Fortunately, there are treatments for hepatitis B and C and for Hepatitis B there is also a vaccine.
Hepatitis D is a disease caused by a virus that can only multiply in the presence of hepatitis B virus. Thus, hepatitis D can only occur as a co-infection with the B virus and a person vaccinated against the B virus is also immune to the hepatitis D virus. Infection can occur at the same time as B or it can occur in a person who already has chronic hepatitis B and becomes infected with D as well. Due to the fact that the D virus can only exist in the presence of the B virus it is considered a coinfection and the disease is often called Hepatitis B + D.
The D virus is transmitted in the same way as the hepatitis B virus. The main routes of transmission are from mother to child during birth, through unprotected sexual contact or through contact with the blood or other fluids (semen, saliva, other secretions) of an infected person. . Although Virus D can only exist in the presence of B virus, unlike B virus there is no 100% effective form of treatment. Treatment is usually performed with Interferon.
Hepatitis D virus is not transmitted through air, water or food, by coughing or touching, and is rarely transmitted through breast milk.
The evolution of the disease

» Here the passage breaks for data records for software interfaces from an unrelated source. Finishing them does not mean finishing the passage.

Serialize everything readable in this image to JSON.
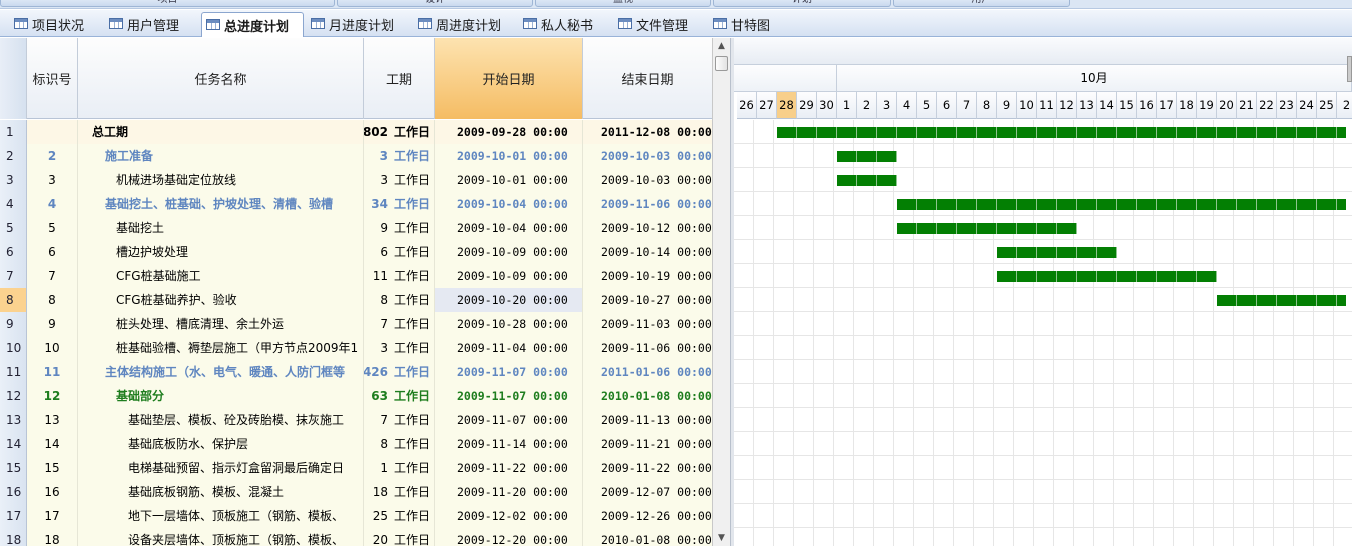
{
  "top_buttons": [
    {
      "label": "项目"
    },
    {
      "label": "设计"
    },
    {
      "label": "监视"
    },
    {
      "label": "计划"
    },
    {
      "label": "用户"
    }
  ],
  "tabs": [
    {
      "label": "项目状况",
      "active": false
    },
    {
      "label": "用户管理",
      "active": false
    },
    {
      "label": "总进度计划",
      "active": true
    },
    {
      "label": "月进度计划",
      "active": false
    },
    {
      "label": "周进度计划",
      "active": false
    },
    {
      "label": "私人秘书",
      "active": false
    },
    {
      "label": "文件管理",
      "active": false
    },
    {
      "label": "甘特图",
      "active": false
    }
  ],
  "columns": {
    "id": "标识号",
    "name": "任务名称",
    "duration": "工期",
    "start": "开始日期",
    "end": "结束日期"
  },
  "rows": [
    {
      "rn": "1",
      "id": "",
      "name": "总工期",
      "dur": "802",
      "unit": "工作日",
      "start": "2009-09-28 00:00",
      "end": "2011-12-08 00:00",
      "level": "summary"
    },
    {
      "rn": "2",
      "id": "2",
      "name": "施工准备",
      "dur": "3",
      "unit": "工作日",
      "start": "2009-10-01 00:00",
      "end": "2009-10-03 00:00",
      "level": "l1"
    },
    {
      "rn": "3",
      "id": "3",
      "name": "机械进场基础定位放线",
      "dur": "3",
      "unit": "工作日",
      "start": "2009-10-01 00:00",
      "end": "2009-10-03 00:00",
      "level": "task"
    },
    {
      "rn": "4",
      "id": "4",
      "name": "基础挖土、桩基础、护坡处理、清槽、验槽",
      "dur": "34",
      "unit": "工作日",
      "start": "2009-10-04 00:00",
      "end": "2009-11-06 00:00",
      "level": "l1"
    },
    {
      "rn": "5",
      "id": "5",
      "name": "基础挖土",
      "dur": "9",
      "unit": "工作日",
      "start": "2009-10-04 00:00",
      "end": "2009-10-12 00:00",
      "level": "task"
    },
    {
      "rn": "6",
      "id": "6",
      "name": "槽边护坡处理",
      "dur": "6",
      "unit": "工作日",
      "start": "2009-10-09 00:00",
      "end": "2009-10-14 00:00",
      "level": "task"
    },
    {
      "rn": "7",
      "id": "7",
      "name": "CFG桩基础施工",
      "dur": "11",
      "unit": "工作日",
      "start": "2009-10-09 00:00",
      "end": "2009-10-19 00:00",
      "level": "task"
    },
    {
      "rn": "8",
      "id": "8",
      "name": "CFG桩基础养护、验收",
      "dur": "8",
      "unit": "工作日",
      "start": "2009-10-20 00:00",
      "end": "2009-10-27 00:00",
      "level": "task",
      "selected": true
    },
    {
      "rn": "9",
      "id": "9",
      "name": "桩头处理、槽底清理、余土外运",
      "dur": "7",
      "unit": "工作日",
      "start": "2009-10-28 00:00",
      "end": "2009-11-03 00:00",
      "level": "task"
    },
    {
      "rn": "10",
      "id": "10",
      "name": "桩基础验槽、褥垫层施工（甲方节点2009年1",
      "dur": "3",
      "unit": "工作日",
      "start": "2009-11-04 00:00",
      "end": "2009-11-06 00:00",
      "level": "task"
    },
    {
      "rn": "11",
      "id": "11",
      "name": "主体结构施工（水、电气、暖通、人防门框等",
      "dur": "426",
      "unit": "工作日",
      "start": "2009-11-07 00:00",
      "end": "2011-01-06 00:00",
      "level": "l1"
    },
    {
      "rn": "12",
      "id": "12",
      "name": "基础部分",
      "dur": "63",
      "unit": "工作日",
      "start": "2009-11-07 00:00",
      "end": "2010-01-08 00:00",
      "level": "l2"
    },
    {
      "rn": "13",
      "id": "13",
      "name": "基础垫层、模板、砼及砖胎模、抹灰施工",
      "dur": "7",
      "unit": "工作日",
      "start": "2009-11-07 00:00",
      "end": "2009-11-13 00:00",
      "level": "task"
    },
    {
      "rn": "14",
      "id": "14",
      "name": "基础底板防水、保护层",
      "dur": "8",
      "unit": "工作日",
      "start": "2009-11-14 00:00",
      "end": "2009-11-21 00:00",
      "level": "task"
    },
    {
      "rn": "15",
      "id": "15",
      "name": "电梯基础预留、指示灯盒留洞最后确定日",
      "dur": "1",
      "unit": "工作日",
      "start": "2009-11-22 00:00",
      "end": "2009-11-22 00:00",
      "level": "task"
    },
    {
      "rn": "16",
      "id": "16",
      "name": "基础底板钢筋、模板、混凝土",
      "dur": "18",
      "unit": "工作日",
      "start": "2009-11-20 00:00",
      "end": "2009-12-07 00:00",
      "level": "task"
    },
    {
      "rn": "17",
      "id": "17",
      "name": "地下一层墙体、顶板施工（钢筋、模板、",
      "dur": "25",
      "unit": "工作日",
      "start": "2009-12-02 00:00",
      "end": "2009-12-26 00:00",
      "level": "task"
    },
    {
      "rn": "18",
      "id": "18",
      "name": "设备夹层墙体、顶板施工（钢筋、模板、",
      "dur": "20",
      "unit": "工作日",
      "start": "2009-12-20 00:00",
      "end": "2010-01-08 00:00",
      "level": "task"
    }
  ],
  "gantt": {
    "month_label": "10月",
    "days": [
      "26",
      "27",
      "28",
      "29",
      "30",
      "1",
      "2",
      "3",
      "4",
      "5",
      "6",
      "7",
      "8",
      "9",
      "10",
      "11",
      "12",
      "13",
      "14",
      "15",
      "16",
      "17",
      "18",
      "19",
      "20",
      "21",
      "22",
      "23",
      "24",
      "25",
      "2"
    ],
    "today_label": "28",
    "bar_color": "#037f03"
  }
}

Infection with the Hepatitis D virus evolves similarly to B-only infection but the evolution is faster. There are two cases of infection:

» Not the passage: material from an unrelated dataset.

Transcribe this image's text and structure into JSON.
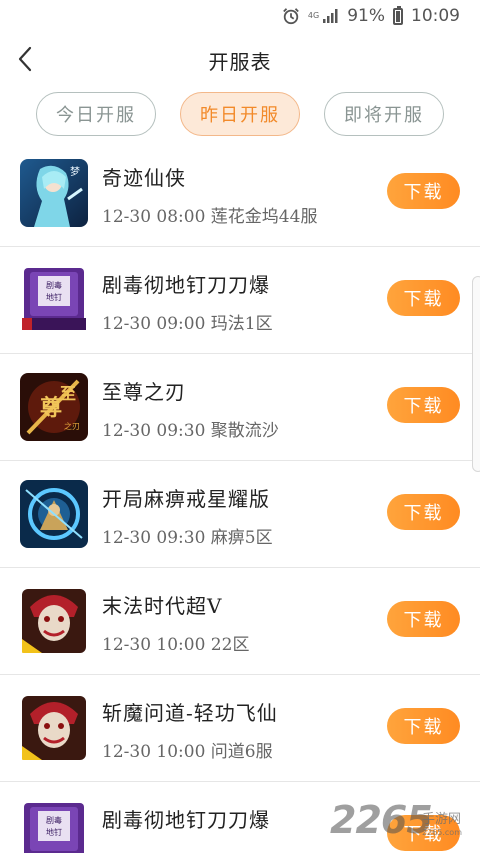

Simultaneous co-infection with B and D viruses – the infected person acquires B and D viruses at the same time. There is an increased risk of fulminant hepatitis – about 5% of people infected in this way develop a form of fulminant hepatitis, in which case the liver is significantly affected and can no longer perform its function. People who do not develop fulminant hepatitis usually heal spontaneously.
D-virus superinfection of a person with chronic hepatitis B – A person infected with the B virus in a chronic form is superinfected with the D virus, the evolution of the disease being faster and more dangerous. More cases of B + D superinfection lead to cirrhosis than cases of infection with B virus alone and the evolution of the disease is accentuated and accelerated.

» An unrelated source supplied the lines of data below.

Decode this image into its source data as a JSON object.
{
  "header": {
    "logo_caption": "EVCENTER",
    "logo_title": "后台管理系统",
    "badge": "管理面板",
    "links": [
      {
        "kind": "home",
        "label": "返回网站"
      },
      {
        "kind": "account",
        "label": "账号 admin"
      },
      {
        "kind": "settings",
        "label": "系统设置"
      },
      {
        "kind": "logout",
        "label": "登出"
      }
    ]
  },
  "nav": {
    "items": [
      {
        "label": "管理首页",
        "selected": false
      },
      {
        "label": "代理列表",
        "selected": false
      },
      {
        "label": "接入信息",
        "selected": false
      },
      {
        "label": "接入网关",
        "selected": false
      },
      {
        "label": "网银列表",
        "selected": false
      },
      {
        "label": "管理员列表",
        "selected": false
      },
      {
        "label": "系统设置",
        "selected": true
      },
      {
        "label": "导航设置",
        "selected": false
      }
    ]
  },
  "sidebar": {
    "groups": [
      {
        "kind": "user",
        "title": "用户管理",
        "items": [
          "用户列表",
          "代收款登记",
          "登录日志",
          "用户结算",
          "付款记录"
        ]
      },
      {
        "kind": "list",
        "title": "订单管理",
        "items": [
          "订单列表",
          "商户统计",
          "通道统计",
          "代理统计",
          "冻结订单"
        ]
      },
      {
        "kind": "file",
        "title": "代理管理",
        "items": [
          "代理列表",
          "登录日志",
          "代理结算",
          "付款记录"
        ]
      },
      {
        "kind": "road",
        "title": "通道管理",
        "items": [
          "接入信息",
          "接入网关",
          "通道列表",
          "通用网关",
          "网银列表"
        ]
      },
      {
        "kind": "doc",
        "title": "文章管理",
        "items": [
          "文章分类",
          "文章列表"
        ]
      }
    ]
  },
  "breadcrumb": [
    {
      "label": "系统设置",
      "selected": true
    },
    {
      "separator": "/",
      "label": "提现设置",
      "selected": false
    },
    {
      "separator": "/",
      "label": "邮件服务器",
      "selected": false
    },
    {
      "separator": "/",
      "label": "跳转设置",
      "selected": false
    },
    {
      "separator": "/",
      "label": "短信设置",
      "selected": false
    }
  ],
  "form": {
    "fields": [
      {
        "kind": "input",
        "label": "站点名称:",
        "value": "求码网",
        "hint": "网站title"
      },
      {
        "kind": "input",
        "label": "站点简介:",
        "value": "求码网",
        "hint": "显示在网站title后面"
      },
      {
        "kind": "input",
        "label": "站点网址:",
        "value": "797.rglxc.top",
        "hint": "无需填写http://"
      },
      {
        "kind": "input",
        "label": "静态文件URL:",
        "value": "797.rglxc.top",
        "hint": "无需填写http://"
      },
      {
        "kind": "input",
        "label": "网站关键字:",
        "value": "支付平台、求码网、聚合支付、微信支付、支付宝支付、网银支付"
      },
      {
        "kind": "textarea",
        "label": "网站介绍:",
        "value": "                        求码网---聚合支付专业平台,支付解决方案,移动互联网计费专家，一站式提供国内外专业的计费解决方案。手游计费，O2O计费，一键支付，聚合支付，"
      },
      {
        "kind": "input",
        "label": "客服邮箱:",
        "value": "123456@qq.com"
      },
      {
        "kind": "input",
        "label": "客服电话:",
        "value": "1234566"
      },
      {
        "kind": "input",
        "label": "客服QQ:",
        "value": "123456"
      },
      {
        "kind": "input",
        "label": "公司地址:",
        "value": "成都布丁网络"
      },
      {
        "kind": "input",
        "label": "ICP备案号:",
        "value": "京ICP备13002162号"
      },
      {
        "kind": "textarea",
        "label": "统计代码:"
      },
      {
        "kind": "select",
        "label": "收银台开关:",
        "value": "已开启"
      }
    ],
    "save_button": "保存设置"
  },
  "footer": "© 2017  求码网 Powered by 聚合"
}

Aggravating factors for Hepatitis D are:
- Alcohol consumption
- Infections with other hepatitis viruses or HIV
- Old age
What can I do?
If you want to be tested for hepatitis B and D, contact your family doctor and ask for more information about testing programs in Romania.
How can I treat myself?
If you are diagnosed with hepatitis D it is extremely important to consult a doctor for treatment.
How can I prevent hepatitis D virus infection?
The only sure way to prevent it is to vaccinate against the hepatitis B virus, without which the D virus cannot exist. It is also recommended that you do not use personal hygiene items in common with other people and always practice protected sex, especially if you are infected with the B virus.